[Work order]:
Report each line of the records below that holds the word "About".

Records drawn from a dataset

______

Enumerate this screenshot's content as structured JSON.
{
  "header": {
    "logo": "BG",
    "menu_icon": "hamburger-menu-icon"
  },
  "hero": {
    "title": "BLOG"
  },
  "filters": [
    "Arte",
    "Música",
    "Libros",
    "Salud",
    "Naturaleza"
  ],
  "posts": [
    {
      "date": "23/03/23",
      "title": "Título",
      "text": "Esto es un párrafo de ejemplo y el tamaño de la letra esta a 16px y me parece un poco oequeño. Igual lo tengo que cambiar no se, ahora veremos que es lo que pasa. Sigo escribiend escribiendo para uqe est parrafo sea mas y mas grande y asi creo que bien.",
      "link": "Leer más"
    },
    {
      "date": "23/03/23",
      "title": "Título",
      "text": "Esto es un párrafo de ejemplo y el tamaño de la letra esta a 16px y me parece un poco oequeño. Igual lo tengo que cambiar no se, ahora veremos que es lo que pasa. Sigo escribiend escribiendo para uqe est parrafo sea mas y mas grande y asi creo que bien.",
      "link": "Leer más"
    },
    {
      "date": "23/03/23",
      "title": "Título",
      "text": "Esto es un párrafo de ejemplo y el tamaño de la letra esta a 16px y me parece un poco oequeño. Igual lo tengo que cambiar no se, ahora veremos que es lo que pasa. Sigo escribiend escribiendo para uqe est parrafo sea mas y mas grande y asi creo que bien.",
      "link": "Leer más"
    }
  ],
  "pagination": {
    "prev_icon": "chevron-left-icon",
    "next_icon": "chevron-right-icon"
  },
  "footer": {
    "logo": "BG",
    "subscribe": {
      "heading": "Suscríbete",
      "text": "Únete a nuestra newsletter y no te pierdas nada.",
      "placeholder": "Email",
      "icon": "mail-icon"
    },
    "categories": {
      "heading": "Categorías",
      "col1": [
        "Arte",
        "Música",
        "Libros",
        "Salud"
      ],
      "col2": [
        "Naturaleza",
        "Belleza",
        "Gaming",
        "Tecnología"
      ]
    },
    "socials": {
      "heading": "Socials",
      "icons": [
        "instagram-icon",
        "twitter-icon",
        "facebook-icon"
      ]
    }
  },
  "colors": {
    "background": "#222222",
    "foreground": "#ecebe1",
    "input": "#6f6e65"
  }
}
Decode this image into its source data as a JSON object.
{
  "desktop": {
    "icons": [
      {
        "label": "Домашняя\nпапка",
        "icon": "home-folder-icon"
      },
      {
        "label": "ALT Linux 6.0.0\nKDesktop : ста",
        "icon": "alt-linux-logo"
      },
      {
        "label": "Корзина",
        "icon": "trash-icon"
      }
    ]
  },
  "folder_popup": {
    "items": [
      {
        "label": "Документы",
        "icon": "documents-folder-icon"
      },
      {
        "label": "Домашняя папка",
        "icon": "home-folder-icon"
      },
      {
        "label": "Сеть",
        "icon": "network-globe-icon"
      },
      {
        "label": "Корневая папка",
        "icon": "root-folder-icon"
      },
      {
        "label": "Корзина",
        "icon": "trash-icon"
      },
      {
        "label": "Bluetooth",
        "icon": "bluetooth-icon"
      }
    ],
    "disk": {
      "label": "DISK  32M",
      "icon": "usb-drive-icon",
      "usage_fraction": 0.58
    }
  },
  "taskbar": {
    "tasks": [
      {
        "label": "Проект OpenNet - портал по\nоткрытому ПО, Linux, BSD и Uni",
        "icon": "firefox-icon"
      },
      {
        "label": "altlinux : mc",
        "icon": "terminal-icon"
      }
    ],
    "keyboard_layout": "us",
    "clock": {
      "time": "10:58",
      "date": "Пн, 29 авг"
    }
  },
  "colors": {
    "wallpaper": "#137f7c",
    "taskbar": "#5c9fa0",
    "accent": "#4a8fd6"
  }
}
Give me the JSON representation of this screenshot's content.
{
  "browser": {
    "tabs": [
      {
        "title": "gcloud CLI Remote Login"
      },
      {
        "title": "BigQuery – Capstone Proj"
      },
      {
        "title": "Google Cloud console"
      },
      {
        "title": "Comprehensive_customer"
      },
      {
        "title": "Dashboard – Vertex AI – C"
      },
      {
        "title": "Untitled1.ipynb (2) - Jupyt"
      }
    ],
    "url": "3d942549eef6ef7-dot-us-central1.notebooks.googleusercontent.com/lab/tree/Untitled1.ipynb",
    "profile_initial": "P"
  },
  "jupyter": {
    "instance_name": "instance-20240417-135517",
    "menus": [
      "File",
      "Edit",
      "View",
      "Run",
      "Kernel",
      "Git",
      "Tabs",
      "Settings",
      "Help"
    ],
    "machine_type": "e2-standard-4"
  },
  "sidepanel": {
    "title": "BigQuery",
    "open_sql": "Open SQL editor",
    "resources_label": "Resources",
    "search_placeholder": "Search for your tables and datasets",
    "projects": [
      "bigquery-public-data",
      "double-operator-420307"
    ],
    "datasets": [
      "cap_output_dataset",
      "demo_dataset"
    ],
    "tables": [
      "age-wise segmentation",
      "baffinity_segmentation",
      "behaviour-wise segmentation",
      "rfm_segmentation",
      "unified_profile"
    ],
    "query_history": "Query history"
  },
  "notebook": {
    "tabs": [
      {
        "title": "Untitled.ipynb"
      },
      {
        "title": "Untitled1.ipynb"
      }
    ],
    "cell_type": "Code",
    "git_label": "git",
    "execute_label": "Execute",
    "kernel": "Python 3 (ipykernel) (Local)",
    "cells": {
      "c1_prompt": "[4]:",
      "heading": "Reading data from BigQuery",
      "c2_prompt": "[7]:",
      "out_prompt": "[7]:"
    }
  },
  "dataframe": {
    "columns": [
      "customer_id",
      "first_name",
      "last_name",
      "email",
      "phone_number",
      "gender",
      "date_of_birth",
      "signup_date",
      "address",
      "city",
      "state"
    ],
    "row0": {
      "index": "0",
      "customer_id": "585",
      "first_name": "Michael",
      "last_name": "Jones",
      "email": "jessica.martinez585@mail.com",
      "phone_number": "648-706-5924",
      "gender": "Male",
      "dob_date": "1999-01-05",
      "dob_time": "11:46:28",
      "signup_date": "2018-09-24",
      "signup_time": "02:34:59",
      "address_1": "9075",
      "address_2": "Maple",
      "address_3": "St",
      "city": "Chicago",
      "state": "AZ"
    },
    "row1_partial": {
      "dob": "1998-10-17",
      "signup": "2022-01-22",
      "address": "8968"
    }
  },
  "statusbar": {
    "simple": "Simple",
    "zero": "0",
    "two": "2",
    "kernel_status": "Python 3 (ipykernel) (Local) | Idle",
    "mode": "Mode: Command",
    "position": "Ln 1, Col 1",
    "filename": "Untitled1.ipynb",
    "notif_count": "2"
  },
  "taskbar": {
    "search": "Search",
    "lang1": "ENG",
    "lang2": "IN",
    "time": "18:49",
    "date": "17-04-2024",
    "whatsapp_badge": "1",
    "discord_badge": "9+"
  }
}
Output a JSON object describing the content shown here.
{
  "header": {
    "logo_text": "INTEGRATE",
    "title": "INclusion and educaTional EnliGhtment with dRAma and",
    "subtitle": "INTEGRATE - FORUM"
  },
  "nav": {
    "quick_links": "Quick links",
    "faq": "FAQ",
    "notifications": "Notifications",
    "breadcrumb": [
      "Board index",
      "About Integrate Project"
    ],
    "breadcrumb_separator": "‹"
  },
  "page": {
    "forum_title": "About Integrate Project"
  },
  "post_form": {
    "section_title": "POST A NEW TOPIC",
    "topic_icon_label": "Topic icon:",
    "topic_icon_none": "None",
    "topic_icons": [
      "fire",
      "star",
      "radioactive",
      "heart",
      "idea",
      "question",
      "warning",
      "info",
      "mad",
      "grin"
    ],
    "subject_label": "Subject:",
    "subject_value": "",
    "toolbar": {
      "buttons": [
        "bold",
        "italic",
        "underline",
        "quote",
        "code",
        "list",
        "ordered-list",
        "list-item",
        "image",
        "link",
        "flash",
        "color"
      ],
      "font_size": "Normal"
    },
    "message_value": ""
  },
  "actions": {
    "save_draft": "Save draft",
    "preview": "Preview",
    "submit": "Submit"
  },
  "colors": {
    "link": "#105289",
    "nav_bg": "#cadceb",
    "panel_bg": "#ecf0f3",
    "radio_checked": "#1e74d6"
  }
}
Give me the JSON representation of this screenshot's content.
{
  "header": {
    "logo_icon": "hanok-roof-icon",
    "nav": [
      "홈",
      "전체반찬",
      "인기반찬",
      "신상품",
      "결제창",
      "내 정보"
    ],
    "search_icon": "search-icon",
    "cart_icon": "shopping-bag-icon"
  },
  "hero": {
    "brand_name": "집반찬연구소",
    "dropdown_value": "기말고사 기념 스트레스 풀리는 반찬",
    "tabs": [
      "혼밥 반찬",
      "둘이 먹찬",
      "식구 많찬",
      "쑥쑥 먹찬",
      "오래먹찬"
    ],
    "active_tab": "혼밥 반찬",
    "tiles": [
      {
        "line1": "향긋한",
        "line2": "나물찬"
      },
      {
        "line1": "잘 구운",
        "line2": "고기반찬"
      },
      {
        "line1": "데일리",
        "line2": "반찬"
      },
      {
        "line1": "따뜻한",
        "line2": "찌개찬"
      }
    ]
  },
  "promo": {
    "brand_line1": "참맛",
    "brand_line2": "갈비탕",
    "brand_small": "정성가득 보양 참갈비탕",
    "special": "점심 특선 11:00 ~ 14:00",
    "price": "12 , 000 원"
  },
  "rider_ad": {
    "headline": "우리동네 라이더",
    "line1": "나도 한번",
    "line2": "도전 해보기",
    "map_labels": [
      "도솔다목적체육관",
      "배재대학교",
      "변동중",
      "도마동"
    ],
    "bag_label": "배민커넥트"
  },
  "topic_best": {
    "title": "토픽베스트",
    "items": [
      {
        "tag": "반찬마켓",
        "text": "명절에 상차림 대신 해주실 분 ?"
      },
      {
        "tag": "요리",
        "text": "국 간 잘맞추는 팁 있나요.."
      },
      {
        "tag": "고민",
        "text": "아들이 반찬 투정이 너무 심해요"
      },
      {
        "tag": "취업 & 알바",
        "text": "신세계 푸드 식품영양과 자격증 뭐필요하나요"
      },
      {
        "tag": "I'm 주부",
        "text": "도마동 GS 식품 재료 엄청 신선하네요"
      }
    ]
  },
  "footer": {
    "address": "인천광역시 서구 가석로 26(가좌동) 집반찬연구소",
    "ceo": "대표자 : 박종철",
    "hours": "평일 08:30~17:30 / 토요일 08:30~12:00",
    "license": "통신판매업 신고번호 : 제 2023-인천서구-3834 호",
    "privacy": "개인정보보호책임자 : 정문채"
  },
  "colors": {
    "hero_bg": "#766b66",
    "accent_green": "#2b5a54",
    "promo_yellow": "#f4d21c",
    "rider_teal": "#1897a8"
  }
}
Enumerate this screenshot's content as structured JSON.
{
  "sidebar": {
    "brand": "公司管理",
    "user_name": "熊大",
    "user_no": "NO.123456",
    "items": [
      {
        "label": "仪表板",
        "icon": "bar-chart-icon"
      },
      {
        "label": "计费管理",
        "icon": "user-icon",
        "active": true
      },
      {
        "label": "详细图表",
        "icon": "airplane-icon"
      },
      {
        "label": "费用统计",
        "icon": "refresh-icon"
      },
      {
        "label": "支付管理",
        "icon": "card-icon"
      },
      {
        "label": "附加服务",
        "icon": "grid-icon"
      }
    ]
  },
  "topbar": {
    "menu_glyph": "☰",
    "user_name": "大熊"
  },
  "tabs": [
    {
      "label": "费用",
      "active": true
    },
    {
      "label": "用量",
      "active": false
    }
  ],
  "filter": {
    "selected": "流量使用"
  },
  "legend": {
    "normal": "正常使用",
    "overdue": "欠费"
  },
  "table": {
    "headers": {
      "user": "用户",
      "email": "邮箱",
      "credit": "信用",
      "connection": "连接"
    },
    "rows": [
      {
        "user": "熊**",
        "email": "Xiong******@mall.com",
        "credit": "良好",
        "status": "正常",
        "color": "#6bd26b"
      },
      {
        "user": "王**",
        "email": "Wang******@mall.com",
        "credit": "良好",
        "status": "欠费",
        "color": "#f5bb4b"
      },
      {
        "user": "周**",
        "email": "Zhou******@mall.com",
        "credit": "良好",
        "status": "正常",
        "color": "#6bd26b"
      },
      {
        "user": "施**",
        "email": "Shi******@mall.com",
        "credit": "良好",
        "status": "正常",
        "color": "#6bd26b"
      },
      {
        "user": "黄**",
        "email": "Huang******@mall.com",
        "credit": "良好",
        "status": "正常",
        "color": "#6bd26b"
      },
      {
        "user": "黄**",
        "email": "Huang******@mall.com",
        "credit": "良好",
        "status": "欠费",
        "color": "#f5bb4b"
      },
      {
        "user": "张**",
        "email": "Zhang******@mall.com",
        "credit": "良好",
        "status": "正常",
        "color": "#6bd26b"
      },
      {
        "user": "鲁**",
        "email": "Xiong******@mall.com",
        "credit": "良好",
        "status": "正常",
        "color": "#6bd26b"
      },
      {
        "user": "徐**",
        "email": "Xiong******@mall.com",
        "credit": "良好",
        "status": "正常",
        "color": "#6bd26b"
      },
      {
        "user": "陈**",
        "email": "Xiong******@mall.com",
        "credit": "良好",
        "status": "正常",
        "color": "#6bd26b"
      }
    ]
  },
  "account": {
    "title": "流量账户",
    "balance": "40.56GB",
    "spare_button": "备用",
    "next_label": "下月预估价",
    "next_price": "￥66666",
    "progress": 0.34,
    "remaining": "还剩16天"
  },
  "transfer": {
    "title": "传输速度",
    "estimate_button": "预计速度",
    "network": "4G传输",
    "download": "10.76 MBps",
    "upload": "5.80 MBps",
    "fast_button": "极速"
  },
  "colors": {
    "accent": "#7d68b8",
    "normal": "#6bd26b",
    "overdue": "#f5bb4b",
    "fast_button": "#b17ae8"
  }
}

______

[Written answer]:
      "About Integrate Project"
    "forum_title": "About Integrate Project"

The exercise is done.